## Problem to work on
For this exercise, please find the lines in the entries that include the word "Графика" and copy them.

## Provided records
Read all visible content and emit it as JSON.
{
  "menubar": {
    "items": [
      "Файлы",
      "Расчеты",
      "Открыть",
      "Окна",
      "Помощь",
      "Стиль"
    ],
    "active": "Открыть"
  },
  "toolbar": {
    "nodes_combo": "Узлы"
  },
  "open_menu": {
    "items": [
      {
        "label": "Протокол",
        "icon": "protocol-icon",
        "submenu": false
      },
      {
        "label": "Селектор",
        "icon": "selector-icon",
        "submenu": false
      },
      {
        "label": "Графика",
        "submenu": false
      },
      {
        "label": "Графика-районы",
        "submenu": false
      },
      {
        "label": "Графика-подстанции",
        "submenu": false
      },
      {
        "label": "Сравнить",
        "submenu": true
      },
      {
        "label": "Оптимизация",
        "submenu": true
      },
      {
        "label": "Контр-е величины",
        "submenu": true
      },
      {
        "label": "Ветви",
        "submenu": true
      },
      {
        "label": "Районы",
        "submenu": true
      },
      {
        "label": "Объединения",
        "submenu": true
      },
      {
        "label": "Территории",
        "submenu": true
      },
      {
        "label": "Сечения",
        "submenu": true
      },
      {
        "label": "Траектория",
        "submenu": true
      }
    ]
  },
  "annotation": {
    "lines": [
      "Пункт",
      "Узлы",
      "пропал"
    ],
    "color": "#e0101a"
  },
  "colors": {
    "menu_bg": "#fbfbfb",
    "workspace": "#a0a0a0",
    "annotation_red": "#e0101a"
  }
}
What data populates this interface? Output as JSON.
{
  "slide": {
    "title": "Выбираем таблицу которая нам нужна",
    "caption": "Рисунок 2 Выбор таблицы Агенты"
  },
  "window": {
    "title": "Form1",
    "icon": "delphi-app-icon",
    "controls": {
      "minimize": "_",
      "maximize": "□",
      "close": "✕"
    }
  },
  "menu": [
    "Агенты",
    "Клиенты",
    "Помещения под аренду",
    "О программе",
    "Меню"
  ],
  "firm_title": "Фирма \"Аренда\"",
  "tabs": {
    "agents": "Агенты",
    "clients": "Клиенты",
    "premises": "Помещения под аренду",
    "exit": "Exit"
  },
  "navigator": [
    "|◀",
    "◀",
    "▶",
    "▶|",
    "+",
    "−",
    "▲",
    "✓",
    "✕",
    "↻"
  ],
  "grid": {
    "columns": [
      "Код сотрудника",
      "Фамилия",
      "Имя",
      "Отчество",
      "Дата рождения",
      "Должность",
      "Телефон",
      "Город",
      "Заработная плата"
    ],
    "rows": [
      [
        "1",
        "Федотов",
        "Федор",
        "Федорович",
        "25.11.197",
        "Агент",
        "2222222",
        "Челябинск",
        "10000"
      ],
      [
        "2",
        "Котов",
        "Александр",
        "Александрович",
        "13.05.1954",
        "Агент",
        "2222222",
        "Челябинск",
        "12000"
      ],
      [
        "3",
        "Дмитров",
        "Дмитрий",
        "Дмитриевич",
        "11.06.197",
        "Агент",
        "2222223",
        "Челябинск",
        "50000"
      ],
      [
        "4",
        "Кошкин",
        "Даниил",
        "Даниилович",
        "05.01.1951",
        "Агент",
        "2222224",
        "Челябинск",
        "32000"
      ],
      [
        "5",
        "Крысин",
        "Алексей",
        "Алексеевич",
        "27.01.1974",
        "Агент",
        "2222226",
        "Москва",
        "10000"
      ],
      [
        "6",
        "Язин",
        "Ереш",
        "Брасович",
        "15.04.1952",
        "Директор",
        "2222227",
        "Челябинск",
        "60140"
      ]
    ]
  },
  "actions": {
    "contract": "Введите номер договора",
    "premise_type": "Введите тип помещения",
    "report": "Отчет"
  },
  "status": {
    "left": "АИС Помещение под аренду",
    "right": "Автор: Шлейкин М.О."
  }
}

## Written solution
        "label": "Графика",
        "label": "Графика-районы",
        "label": "Графика-подстанции",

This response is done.